Back to it, Dockerfiles

We need to be comfortable with writing dockerfiles, which are simple text files, but they have a particular form. This form is a command in capitals and some command details after. We ran this:

FROM python:3.6.1-alpine
RUN pip install flask
CMD ["python",""]

Almost always we start with a FROM as this defines the base layer. In this example we use a particular python image called alpine which is smaller in file size than typical. You can see other options on Docker Hub.

Next we have RUN commands which are used as if you a writing in the terminal during the build phase. In this example we install a package with pip (a python package manager).

CMD is similar to RUN but it only runs at after the container has been built. They the first command that is run. As such, there can only be one CMD in a dockerfile. In our example, we use python to run This is translated into the first command when the container is built. Docker will turn CMD ["python",""] into a command by simply writing it into the containers equivalent console. In a normal terminal, if you wanted to run the program you would write python This is exactly what happens here.

Example of running the program on a normal console.

COPY is a weird one. It does copy the file. More specifically, it copies the program to the container, but that is counter-intuitive to me as it is the last command. The reason for this glitch in sense is to do with caching. The CMD will only be run when the container is built and ready. It will always be the last command to be run. That makes sense, so why not put it last. COPY should always be the last line in a docker file as this is the thing that will change the most in future updates. For example, if you keep making changes to your program that will be the command that changes the most as your app picks up the updated program file. When docker files are updated they cache as much as possible — everything up to the change in the new dockerfile. As such, if we know something will be regularly updated we want it low down the dockerfile file.

More commands are available in the docs:

Now build the image

Now we have written the dockerfile we can build an image/.tar file. NB: ignore the <<< >>> it is just to show it.

docker image build -t <<<name goes here>>> .

The -t allows you to name it. Make sure you are in the location of the dockerfile and python app ( in this case) when you run this command, otherwise it will not know where to get the information.

Summary of the next steps:

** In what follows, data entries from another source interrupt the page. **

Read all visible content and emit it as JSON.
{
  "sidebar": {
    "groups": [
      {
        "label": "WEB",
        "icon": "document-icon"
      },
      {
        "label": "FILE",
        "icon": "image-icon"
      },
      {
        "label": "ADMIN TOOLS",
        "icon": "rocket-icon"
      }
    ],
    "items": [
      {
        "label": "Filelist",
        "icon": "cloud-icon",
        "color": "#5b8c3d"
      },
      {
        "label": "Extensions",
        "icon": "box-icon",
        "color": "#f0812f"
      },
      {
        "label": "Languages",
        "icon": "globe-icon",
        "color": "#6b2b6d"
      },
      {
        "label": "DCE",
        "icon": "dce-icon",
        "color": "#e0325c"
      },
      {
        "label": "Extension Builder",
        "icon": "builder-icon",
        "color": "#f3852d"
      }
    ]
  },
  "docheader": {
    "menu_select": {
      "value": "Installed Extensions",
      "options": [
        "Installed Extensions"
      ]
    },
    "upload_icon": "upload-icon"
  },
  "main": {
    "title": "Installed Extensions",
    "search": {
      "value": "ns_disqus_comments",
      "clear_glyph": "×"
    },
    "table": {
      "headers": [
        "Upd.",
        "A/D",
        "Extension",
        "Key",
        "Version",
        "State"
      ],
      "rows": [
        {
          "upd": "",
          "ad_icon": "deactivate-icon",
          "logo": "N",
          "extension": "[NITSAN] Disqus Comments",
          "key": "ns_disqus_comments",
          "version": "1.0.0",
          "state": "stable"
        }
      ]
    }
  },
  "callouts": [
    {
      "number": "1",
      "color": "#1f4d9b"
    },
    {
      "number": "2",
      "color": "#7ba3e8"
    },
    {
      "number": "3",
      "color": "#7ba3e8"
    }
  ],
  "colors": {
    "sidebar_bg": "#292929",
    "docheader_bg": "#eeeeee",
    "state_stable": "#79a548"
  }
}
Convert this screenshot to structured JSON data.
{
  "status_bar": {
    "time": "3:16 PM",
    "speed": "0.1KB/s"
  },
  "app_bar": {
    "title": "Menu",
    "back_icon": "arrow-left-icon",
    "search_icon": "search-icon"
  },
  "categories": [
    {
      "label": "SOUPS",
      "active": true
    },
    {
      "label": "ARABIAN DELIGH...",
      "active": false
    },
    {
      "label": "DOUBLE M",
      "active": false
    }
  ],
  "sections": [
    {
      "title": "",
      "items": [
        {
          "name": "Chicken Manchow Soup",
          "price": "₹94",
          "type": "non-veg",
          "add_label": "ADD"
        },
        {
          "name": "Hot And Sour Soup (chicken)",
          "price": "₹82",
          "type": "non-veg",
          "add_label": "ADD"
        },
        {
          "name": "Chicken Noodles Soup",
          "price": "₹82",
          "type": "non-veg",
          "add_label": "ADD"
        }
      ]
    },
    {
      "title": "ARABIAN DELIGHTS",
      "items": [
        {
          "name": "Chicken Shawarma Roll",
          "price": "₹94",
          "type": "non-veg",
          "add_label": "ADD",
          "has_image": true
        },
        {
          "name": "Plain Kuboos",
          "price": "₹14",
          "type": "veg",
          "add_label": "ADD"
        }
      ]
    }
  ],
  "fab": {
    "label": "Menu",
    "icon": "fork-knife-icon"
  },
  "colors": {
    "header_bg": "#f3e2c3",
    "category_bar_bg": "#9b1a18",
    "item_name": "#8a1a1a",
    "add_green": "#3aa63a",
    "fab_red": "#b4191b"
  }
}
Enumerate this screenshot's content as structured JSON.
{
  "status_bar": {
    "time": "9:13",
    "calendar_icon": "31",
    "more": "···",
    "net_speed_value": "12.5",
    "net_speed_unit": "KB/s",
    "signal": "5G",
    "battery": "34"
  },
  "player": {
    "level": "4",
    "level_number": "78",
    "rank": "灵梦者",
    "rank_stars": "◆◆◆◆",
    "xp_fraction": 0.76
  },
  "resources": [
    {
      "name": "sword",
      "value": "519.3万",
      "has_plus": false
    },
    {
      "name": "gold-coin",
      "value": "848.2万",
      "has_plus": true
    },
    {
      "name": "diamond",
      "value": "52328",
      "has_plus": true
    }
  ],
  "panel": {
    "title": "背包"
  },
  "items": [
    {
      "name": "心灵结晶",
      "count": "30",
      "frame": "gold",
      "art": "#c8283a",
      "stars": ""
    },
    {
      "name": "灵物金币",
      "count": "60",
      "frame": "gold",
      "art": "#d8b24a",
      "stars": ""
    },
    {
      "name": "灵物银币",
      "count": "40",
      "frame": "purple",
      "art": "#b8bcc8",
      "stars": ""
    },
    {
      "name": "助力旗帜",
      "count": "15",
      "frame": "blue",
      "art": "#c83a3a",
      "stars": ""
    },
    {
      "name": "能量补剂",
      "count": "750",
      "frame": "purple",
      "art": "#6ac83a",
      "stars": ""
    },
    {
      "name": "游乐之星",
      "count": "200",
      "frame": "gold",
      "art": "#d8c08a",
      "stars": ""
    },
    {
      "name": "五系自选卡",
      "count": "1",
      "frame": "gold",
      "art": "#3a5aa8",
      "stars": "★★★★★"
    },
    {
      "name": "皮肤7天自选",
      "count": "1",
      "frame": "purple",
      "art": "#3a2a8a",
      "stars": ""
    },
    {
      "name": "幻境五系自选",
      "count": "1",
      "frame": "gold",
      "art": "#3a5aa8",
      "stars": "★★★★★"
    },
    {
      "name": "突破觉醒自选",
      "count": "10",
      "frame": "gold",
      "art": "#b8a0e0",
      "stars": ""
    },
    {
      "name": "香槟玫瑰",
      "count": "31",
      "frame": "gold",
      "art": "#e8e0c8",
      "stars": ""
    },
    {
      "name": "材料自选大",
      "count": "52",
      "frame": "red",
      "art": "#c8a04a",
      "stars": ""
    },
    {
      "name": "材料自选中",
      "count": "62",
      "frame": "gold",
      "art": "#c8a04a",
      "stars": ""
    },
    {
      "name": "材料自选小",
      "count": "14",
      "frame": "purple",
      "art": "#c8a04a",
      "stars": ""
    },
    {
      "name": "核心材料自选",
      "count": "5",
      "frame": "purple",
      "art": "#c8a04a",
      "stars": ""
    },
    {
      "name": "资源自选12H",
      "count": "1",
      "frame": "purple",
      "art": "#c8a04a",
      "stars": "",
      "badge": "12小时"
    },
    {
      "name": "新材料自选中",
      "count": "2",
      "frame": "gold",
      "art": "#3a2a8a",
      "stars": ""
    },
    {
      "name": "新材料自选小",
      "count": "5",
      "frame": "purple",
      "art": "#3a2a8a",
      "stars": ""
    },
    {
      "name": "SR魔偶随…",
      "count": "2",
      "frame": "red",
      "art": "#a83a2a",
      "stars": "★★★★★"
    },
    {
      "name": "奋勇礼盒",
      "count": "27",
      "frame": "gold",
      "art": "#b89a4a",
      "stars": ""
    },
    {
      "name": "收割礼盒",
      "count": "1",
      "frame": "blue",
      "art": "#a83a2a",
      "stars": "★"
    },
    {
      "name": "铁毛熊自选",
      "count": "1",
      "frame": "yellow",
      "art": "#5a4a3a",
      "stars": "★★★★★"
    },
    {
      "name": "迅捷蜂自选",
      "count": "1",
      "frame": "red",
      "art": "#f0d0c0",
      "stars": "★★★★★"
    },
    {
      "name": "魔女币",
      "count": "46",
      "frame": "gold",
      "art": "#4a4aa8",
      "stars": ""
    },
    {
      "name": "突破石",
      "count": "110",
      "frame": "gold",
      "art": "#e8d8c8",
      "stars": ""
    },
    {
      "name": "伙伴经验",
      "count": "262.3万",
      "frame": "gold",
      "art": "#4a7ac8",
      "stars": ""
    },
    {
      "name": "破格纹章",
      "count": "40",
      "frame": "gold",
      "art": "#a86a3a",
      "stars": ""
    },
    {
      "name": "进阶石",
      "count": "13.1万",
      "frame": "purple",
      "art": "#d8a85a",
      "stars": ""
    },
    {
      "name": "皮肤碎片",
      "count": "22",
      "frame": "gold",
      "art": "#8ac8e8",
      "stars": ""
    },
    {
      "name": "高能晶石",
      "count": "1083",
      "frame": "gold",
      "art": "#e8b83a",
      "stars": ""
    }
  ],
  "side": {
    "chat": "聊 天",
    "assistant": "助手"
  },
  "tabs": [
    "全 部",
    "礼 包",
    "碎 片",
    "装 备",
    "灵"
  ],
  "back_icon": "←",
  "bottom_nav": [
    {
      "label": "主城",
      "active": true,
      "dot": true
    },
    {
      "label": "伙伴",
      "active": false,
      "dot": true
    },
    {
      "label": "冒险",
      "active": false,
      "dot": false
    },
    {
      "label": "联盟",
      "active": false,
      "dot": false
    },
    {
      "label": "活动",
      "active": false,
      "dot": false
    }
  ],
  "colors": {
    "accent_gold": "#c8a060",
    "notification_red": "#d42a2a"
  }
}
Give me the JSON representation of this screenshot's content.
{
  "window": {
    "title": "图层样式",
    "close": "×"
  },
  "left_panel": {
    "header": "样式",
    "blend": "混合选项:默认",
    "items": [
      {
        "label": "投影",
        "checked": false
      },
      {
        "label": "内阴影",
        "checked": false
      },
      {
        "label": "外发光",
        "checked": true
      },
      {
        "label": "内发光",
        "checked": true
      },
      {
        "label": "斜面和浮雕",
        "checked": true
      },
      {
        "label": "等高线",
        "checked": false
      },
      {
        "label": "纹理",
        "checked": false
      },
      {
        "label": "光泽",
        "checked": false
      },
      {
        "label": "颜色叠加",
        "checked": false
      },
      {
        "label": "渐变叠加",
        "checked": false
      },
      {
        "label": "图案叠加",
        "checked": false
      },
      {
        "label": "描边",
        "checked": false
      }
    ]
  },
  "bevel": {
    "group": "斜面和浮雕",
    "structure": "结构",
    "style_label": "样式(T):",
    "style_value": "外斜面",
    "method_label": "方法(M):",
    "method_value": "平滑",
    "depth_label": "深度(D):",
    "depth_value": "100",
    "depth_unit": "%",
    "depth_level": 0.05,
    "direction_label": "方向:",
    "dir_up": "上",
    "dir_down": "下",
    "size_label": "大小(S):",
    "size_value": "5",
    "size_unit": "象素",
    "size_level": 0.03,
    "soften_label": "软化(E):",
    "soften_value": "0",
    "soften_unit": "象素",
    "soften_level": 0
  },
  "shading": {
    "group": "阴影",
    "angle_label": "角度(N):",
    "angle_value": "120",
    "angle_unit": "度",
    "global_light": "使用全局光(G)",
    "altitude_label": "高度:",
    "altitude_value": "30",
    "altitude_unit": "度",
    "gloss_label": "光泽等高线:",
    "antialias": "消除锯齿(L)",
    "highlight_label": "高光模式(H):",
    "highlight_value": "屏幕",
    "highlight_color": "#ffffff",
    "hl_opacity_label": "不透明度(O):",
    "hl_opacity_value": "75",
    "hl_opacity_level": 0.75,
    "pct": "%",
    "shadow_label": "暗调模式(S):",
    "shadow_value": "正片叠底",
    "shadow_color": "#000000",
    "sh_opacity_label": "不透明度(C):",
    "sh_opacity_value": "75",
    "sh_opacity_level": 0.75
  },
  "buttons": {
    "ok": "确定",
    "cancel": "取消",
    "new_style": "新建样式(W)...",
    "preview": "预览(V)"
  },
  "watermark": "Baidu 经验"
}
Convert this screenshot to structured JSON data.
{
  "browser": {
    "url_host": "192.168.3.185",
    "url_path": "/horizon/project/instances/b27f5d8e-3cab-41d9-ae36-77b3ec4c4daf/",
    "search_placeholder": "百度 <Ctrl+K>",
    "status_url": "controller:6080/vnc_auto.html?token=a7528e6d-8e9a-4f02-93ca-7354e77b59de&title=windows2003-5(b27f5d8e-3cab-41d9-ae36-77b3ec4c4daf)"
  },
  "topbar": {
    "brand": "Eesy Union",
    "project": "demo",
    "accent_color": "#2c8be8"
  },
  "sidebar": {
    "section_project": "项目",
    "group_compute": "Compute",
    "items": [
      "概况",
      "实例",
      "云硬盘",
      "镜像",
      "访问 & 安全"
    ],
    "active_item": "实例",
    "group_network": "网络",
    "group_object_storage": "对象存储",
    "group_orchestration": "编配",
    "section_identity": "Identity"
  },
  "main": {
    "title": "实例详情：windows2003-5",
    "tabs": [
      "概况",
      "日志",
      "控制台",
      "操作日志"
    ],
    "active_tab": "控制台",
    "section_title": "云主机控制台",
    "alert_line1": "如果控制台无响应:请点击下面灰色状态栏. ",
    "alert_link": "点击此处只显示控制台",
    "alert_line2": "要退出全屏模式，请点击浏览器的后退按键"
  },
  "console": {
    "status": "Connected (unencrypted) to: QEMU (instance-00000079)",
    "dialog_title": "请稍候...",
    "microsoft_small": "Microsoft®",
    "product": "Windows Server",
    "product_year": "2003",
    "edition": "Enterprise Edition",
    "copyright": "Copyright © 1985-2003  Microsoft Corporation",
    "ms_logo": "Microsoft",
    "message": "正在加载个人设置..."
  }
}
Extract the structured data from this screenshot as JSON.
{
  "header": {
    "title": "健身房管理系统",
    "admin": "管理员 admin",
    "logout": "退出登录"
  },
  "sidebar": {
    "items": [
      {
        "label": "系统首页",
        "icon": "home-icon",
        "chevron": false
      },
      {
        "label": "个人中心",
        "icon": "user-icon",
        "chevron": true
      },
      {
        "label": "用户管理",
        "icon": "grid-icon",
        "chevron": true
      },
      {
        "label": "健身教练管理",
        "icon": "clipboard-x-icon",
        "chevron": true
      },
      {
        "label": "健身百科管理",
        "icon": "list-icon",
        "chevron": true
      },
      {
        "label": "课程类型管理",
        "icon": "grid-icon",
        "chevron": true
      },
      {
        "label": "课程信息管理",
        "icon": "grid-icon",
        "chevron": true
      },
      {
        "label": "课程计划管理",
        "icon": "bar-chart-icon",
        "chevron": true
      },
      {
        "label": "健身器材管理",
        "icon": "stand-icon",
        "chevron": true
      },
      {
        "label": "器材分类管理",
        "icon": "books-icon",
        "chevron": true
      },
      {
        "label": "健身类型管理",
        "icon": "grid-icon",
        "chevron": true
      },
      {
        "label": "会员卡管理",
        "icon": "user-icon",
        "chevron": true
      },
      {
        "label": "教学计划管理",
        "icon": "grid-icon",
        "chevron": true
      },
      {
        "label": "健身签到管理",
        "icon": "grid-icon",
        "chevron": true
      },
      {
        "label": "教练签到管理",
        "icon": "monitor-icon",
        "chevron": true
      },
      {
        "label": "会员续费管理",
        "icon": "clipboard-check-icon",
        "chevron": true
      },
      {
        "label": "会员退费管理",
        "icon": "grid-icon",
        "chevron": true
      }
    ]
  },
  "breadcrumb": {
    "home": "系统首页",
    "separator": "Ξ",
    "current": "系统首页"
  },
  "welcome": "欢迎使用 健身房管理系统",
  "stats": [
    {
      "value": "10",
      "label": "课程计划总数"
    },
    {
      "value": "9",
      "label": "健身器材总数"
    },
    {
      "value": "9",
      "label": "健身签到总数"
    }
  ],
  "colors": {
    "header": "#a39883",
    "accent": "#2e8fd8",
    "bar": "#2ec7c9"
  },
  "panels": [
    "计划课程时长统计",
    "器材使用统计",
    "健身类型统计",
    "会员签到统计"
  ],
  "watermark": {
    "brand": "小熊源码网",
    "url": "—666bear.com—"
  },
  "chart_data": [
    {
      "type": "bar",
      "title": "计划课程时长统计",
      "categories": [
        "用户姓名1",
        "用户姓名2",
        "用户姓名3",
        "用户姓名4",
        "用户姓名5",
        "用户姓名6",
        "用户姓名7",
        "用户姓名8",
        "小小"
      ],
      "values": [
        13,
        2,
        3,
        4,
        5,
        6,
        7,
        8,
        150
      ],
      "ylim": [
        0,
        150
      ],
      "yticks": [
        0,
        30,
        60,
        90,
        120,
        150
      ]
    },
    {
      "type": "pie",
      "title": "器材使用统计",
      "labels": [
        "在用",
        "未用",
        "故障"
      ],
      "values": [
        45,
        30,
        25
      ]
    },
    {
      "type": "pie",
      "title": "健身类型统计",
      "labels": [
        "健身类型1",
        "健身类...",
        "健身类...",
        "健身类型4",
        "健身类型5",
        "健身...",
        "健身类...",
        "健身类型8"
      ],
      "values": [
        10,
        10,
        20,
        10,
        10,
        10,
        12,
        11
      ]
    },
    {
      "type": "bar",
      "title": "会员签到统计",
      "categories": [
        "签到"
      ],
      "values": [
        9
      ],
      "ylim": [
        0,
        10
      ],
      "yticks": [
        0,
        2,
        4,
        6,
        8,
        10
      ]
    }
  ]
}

In the lab we next pushed our image file to DockerHub. We did this by creating an account and then, within the command line, using the docker commands login, tag and push. Similar to Github, we can now make changes and push those changes to DockerHub simply by rebuilding the image.

This also means we can retrieve the docker image easily too. We need to know the unique name (it is suggested you always put yourUsername/nameOfApp as the titles to ensure they are unique and easy to find).

Finally we stop all the containers we have created and then remove them all:

docker container lsdocker container stop <<<idOfContainer>>>docker system prune

Prune will go and delete stopped containers.

Why are containers good?

Let’s pause and review:

  • Containers can be run on any device/server without issue
  • They are lightweight and fast
  • You can use more containers on a host than you could with a Virtual Machine
  • Developing it is similar to npm and github ways of working

I hope you agree and can see this from what we have done above!

Part two is here